YOUR ASSIGNMENT
Pull out every line with the word "OMLUSER" from the entries below.

--- INFORMATION PROVIDED Enclosed Below ---

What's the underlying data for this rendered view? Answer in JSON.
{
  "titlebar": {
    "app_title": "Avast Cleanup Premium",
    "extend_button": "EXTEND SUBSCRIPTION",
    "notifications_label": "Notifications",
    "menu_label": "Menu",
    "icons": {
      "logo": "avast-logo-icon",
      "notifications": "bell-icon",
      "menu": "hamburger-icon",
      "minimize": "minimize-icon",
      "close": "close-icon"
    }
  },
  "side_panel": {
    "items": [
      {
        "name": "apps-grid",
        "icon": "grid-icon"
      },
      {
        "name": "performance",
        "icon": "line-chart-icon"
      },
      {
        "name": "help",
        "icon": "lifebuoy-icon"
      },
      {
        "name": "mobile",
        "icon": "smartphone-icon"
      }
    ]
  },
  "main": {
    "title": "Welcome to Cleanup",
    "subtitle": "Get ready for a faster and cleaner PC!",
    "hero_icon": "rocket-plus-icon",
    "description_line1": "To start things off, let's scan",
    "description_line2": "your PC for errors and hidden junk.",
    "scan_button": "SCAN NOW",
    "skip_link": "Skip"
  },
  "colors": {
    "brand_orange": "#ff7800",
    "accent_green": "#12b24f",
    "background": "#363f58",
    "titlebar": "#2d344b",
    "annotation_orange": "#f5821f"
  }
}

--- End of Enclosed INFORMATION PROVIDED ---
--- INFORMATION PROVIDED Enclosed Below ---

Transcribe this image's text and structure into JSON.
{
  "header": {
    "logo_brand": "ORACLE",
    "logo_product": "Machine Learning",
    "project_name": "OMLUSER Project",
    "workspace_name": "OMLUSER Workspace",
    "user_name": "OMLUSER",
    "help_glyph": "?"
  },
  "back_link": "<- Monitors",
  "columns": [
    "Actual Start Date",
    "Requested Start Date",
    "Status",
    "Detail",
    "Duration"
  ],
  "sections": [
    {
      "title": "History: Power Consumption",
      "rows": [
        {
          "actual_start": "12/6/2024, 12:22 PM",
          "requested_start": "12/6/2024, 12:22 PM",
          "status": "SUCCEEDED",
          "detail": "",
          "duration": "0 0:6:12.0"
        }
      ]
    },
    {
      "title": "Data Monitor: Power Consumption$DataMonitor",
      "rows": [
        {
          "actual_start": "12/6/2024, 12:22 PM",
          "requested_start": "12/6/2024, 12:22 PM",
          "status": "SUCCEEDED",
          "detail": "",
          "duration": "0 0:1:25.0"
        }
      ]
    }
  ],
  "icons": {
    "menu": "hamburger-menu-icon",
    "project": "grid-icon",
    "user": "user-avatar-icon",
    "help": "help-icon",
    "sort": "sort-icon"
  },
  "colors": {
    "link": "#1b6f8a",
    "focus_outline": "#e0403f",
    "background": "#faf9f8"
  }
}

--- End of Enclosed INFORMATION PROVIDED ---

RESPONSE TO THIS EXERCISE
    "project_name": "OMLUSER Project",
    "workspace_name": "OMLUSER Workspace",
    "user_name": "OMLUSER",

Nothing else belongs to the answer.